§ EXERCISE AIM: All that is asked is a faithful reproduction of the entries.

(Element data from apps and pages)

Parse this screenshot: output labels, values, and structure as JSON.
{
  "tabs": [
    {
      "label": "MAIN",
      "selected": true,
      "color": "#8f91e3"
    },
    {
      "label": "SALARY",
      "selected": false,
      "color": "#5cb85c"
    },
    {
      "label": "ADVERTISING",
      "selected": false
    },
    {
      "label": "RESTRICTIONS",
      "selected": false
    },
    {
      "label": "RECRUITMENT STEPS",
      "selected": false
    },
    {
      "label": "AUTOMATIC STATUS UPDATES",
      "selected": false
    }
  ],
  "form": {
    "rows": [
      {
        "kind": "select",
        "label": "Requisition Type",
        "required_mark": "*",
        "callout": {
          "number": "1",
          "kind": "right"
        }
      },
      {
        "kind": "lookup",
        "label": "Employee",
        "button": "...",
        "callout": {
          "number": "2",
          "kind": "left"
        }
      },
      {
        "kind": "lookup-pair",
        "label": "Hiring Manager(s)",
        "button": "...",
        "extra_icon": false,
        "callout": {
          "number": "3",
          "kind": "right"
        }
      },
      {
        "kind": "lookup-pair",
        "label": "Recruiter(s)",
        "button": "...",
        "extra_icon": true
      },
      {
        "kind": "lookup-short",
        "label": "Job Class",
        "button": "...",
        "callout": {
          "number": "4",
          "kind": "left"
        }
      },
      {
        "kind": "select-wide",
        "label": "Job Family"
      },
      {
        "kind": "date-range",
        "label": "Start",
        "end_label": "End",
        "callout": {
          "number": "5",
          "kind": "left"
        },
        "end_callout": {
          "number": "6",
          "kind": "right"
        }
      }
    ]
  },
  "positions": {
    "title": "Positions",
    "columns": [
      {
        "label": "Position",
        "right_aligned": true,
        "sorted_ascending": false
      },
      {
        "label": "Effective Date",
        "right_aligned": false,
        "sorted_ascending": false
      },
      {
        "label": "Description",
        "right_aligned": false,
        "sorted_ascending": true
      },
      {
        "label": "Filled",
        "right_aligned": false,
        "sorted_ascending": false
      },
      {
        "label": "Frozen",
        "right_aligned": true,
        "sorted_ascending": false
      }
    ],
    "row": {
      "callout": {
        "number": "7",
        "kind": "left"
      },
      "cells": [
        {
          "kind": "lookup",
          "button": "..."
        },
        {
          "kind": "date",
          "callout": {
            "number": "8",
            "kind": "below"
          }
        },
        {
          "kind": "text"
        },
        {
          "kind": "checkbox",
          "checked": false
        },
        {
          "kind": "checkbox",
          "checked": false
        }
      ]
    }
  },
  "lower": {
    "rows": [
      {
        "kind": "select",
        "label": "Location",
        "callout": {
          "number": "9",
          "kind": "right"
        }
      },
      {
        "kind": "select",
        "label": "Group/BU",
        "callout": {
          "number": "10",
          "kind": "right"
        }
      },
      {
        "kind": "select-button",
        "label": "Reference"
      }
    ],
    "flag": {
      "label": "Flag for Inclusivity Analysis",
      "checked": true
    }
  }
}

§ SOLUTION TO THIS PROBLEM:
Parse this screenshot: output labels, values, and structure as JSON.
{
  "tabs": [
    {
      "label": "MAIN",
      "selected": true,
      "color": "#8f91e3"
    },
    {
      "label": "SALARY",
      "selected": false,
      "color": "#5cb85c"
    },
    {
      "label": "ADVERTISING",
      "selected": false
    },
    {
      "label": "RESTRICTIONS",
      "selected": false
    },
    {
      "label": "RECRUITMENT STEPS",
      "selected": false
    },
    {
      "label": "AUTOMATIC STATUS UPDATES",
      "selected": false
    }
  ],
  "form": {
    "rows": [
      {
        "kind": "select",
        "label": "Requisition Type",
        "required_mark": "*",
        "callout": {
          "number": "1",
          "kind": "right"
        }
      },
      {
        "kind": "lookup",
        "label": "Employee",
        "button": "...",
        "callout": {
          "number": "2",
          "kind": "left"
        }
      },
      {
        "kind": "lookup-pair",
        "label": "Hiring Manager(s)",
        "button": "...",
        "extra_icon": false,
        "callout": {
          "number": "3",
          "kind": "right"
        }
      },
      {
        "kind": "lookup-pair",
        "label": "Recruiter(s)",
        "button": "...",
        "extra_icon": true
      },
      {
        "kind": "lookup-short",
        "label": "Job Class",
        "button": "...",
        "callout": {
          "number": "4",
          "kind": "left"
        }
      },
      {
        "kind": "select-wide",
        "label": "Job Family"
      },
      {
        "kind": "date-range",
        "label": "Start",
        "end_label": "End",
        "callout": {
          "number": "5",
          "kind": "left"
        },
        "end_callout": {
          "number": "6",
          "kind": "right"
        }
      }
    ]
  },
  "positions": {
    "title": "Positions",
    "columns": [
      {
        "label": "Position",
        "right_aligned": true,
        "sorted_ascending": false
      },
      {
        "label": "Effective Date",
        "right_aligned": false,
        "sorted_ascending": false
      },
      {
        "label": "Description",
        "right_aligned": false,
        "sorted_ascending": true
      },
      {
        "label": "Filled",
        "right_aligned": false,
        "sorted_ascending": false
      },
      {
        "label": "Frozen",
        "right_aligned": true,
        "sorted_ascending": false
      }
    ],
    "row": {
      "callout": {
        "number": "7",
        "kind": "left"
      },
      "cells": [
        {
          "kind": "lookup",
          "button": "..."
        },
        {
          "kind": "date",
          "callout": {
            "number": "8",
            "kind": "below"
          }
        },
        {
          "kind": "text"
        },
        {
          "kind": "checkbox",
          "checked": false
        },
        {
          "kind": "checkbox",
          "checked": false
        }
      ]
    }
  },
  "lower": {
    "rows": [
      {
        "kind": "select",
        "label": "Location",
        "callout": {
          "number": "9",
          "kind": "right"
        }
      },
      {
        "kind": "select",
        "label": "Group/BU",
        "callout": {
          "number": "10",
          "kind": "right"
        }
      },
      {
        "kind": "select-button",
        "label": "Reference"
      }
    ],
    "flag": {
      "label": "Flag for Inclusivity Analysis",
      "checked": true
    }
  }
}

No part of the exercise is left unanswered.